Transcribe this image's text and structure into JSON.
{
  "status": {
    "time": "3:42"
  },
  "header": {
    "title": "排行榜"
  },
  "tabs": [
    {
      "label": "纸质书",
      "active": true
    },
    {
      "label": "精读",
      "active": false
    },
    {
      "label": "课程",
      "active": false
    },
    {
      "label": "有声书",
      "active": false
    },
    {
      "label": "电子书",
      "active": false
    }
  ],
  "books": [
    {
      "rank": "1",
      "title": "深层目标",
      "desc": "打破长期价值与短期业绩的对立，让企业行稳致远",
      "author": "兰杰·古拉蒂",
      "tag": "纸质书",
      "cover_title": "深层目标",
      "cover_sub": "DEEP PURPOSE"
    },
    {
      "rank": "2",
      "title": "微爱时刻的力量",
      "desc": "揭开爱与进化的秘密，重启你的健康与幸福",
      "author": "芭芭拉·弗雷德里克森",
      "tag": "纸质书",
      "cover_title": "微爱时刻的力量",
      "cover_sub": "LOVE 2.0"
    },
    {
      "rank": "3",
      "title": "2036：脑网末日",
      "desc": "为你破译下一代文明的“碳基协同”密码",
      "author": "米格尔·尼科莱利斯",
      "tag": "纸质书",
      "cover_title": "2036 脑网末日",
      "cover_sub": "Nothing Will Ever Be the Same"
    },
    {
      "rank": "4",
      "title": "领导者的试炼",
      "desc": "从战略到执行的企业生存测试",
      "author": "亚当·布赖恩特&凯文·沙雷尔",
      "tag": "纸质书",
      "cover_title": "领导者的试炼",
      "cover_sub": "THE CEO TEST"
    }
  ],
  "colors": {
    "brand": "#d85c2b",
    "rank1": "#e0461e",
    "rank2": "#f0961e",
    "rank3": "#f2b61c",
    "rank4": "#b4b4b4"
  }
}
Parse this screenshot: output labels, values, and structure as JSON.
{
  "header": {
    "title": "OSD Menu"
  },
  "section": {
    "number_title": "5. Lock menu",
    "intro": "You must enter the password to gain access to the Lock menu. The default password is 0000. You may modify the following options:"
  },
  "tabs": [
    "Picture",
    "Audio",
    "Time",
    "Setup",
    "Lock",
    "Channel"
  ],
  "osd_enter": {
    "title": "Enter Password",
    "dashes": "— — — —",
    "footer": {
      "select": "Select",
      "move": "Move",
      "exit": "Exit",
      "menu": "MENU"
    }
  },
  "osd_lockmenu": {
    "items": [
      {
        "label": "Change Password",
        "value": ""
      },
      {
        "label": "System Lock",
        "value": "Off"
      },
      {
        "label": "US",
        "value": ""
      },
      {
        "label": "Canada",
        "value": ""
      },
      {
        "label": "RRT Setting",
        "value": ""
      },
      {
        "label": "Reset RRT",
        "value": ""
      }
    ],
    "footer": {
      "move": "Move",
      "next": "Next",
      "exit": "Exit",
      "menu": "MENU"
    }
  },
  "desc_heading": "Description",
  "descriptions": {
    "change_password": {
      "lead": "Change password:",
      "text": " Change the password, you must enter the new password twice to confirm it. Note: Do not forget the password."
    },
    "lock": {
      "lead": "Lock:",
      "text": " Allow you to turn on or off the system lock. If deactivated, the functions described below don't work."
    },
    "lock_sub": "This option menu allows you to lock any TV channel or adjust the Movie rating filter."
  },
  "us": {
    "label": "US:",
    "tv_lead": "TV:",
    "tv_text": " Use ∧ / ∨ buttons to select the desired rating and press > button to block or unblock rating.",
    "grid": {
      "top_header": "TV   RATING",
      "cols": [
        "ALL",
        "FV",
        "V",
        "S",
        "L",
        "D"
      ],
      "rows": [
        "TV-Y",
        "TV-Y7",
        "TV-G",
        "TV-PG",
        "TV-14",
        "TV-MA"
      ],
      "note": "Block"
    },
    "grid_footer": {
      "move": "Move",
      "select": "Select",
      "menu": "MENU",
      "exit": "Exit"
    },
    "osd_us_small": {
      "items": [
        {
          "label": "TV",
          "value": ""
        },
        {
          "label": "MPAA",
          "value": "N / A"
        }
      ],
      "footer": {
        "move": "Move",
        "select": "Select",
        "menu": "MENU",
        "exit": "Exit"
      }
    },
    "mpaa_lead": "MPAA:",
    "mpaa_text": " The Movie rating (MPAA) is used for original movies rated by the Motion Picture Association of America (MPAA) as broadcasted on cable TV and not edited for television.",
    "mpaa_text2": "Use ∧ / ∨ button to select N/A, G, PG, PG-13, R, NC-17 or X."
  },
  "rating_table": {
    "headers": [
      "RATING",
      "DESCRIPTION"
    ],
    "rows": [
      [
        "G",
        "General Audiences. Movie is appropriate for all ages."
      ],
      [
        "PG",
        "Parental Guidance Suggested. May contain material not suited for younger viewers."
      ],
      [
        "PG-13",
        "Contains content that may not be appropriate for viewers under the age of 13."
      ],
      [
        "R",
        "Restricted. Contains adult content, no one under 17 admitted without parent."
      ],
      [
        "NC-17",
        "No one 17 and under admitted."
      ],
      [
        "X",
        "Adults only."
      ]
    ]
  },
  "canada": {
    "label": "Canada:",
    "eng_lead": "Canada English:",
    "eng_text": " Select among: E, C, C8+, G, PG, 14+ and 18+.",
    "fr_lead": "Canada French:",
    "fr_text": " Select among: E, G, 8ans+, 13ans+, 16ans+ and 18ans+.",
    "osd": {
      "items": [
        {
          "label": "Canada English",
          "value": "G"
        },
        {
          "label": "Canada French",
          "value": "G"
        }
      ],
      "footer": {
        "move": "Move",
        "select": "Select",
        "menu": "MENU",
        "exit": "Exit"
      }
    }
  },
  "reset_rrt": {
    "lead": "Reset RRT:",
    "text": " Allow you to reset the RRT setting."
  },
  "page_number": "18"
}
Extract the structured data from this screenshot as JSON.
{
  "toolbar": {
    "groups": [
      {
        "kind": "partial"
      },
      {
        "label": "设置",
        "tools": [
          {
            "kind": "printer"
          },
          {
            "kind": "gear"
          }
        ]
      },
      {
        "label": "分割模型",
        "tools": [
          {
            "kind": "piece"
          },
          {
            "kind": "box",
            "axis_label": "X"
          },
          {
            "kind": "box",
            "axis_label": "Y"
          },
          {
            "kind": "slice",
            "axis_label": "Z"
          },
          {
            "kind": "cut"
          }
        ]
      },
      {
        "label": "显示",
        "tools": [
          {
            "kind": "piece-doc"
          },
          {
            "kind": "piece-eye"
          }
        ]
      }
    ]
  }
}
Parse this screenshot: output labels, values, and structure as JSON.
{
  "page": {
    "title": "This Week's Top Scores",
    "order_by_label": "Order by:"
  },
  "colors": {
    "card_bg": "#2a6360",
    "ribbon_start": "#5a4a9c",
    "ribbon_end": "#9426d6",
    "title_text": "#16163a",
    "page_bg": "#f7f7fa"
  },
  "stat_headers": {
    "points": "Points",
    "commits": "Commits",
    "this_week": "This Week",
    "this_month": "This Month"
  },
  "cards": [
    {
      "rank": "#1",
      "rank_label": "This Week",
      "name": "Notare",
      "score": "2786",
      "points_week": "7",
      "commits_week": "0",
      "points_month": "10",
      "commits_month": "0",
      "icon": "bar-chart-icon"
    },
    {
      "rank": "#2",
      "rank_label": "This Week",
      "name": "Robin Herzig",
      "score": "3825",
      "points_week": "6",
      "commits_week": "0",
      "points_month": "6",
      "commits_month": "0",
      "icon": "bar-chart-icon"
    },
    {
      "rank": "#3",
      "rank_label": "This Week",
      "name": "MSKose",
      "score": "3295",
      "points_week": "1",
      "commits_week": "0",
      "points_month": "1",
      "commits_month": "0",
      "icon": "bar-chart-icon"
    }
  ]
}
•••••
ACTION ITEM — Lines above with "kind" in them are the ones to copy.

RESPONSE TO THIS TASK —
        "kind": "partial"
            "kind": "printer"
            "kind": "gear"
            "kind": "piece"
            "kind": "box",
            "kind": "box",
            "kind": "slice",
            "kind": "cut"
            "kind": "piece-doc"
            "kind": "piece-eye"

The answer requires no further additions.